Facebook Twitter

Court strips Pinochet of immunity

SHARE Court strips Pinochet of immunity

SANTIAGO, Chile — Chile's Supreme Court stripped Gen. Augusto Pinochet's immunity, clearing the way for the former dictator to be tried on human rights charges, the court said Tuesday.

The court voted 14-6 to allow the 84-year-old Pinochet to be prosecuted on charges stemming from his 1973-1990 rule, Justice Jose Benquis said.

The actual vote was last week, but the decision was not announced until the legal ruling was written and signed by all the justices.

The court turned down Pinochet's appeal of a lower court decision in June stripping him of the immunity he had as a senator-for-life, a post he created for himself in the constitution written under his regime.

"This is not a defeat. Our next step, if a trial actually takes place, is to prove the complete innocence of Gen. Pinochet," said lawyer Gustavo Collao, a member of Pinochet's legal team.

Eduardo Contreras, a communist anti-Pinochet lawyer, said "this is a very emotional moment. We dedicate it to the many victims of repression under Pinochet."

An official Chilean government report says 3,197 people died or disappeared at the hands of Pinochet's secret police after he toppled the country's elected Marxist president in a 1973 coup.

Despite the high court's decision, the former dictator's foes acknowledge that a quick trial is unlikely.

The former dictator's age, his medical problems and his other legal privileges could drag out attempts to try him.

"I do not see Pinochet going to jail," Hugo Gutierrez, attorney for several plaintiffs in the case, said Monday.

Putting Pinochet on trial "could take up to eight years," Contreras said over the weekend.

Police said before the verdict was announced that they would step up security around the court building to keep expected pro- and anti-Pinochet demonstrators apart.

President Ricardo Lagos, a socialist who was briefly jailed under Pinochet, appealed Monday for calm and for all to respect the ruling.

If the case against Pinochet goes forward, prospective trial judge Juan Guzman would almost certainly face further delays. Since Pinochet is older than 70, Guzman would have to have him examined by doctors to determine whether he is fit to stand trial. Pinochet's relatives and lawyers, however, say the former ruler will not submit to the procedure.

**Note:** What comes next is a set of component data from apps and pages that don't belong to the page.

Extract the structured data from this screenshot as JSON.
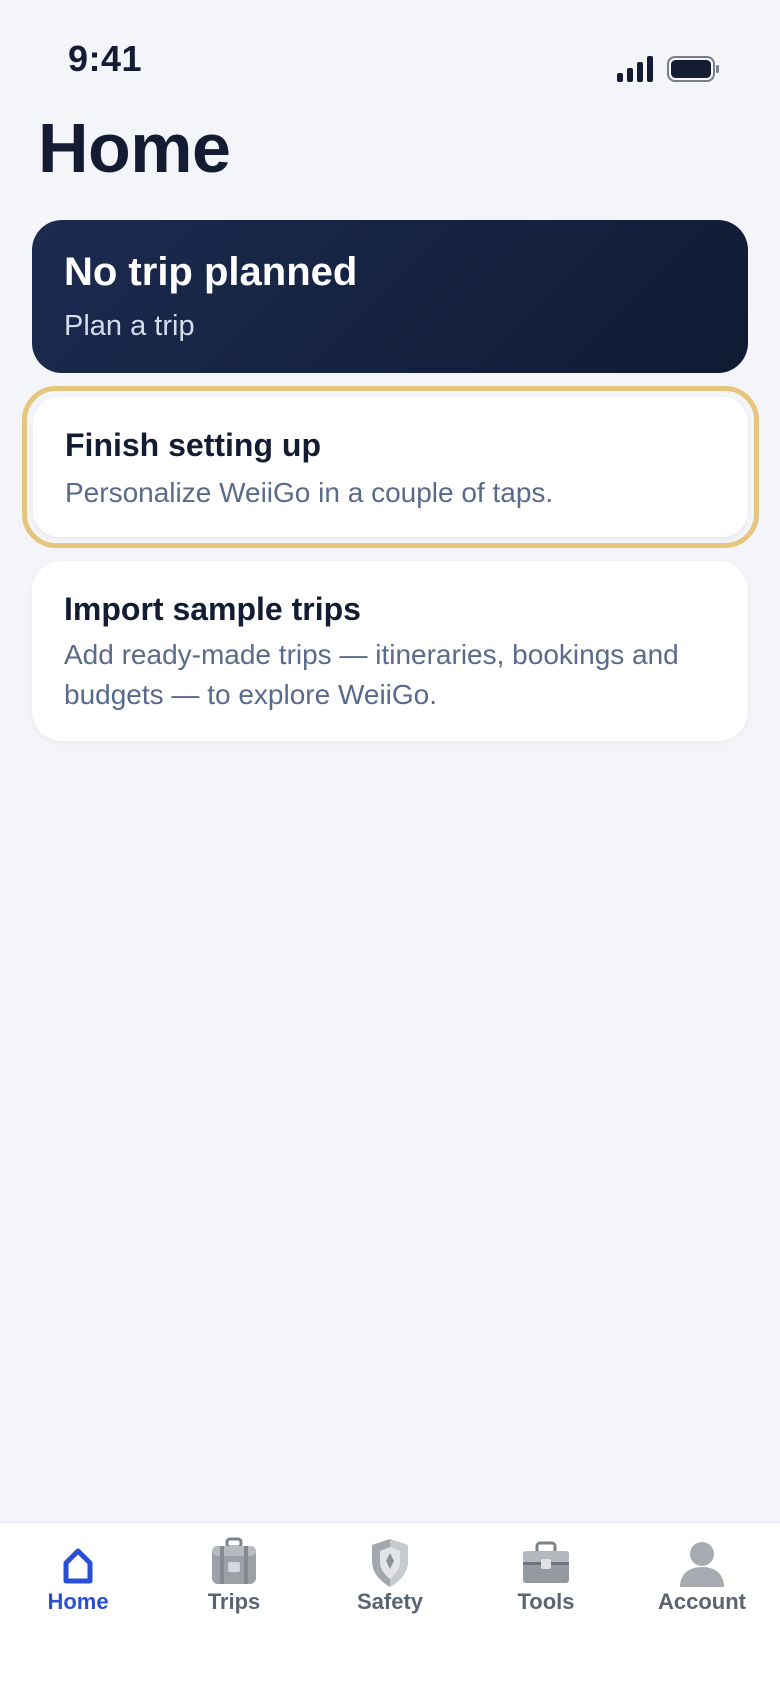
{
  "status_bar": {
    "time": "9:41"
  },
  "header": {
    "title": "Home"
  },
  "hero_card": {
    "title": "No trip planned",
    "subtitle": "Plan a trip"
  },
  "setup_card": {
    "title": "Finish setting up",
    "subtitle": "Personalize WeiiGo in a couple of taps."
  },
  "import_card": {
    "title": "Import sample trips",
    "subtitle": "Add ready-made trips — itineraries, bookings and budgets — to explore WeiiGo."
  },
  "tab_bar": {
    "active": "Home",
    "tabs": [
      {
        "label": "Home",
        "icon": "home-icon"
      },
      {
        "label": "Trips",
        "icon": "luggage-icon"
      },
      {
        "label": "Safety",
        "icon": "shield-icon"
      },
      {
        "label": "Tools",
        "icon": "toolbox-icon"
      },
      {
        "label": "Account",
        "icon": "user-icon"
      }
    ]
  },
  "colors": {
    "background": "#f4f5f9",
    "hero_dark": "#101a33",
    "accent_highlight": "#e6c57e",
    "active_tab": "#2a4fd6",
    "text_primary": "#131c33",
    "text_secondary": "#5a6a8c"
  }
}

They say that while Pinochet is in poor health, he is not mentally incompetent, the only grounds in Chilean law to exempt people from criminal responsibility.

Pinochet suffers from diabetes, has a pacemaker and has sustained three mild strokes.

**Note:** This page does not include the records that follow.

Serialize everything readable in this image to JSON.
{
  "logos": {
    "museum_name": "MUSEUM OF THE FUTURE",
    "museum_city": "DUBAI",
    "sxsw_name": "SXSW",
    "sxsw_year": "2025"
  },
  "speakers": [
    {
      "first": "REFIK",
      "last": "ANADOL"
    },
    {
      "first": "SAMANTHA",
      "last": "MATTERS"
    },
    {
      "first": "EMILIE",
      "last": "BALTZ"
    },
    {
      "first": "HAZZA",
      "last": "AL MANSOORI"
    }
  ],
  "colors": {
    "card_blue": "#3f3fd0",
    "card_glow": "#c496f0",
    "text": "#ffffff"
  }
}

In addition, Pinochet's status as a retired general gives him the right to be questioned in writing rather than in person, which could also delay the process.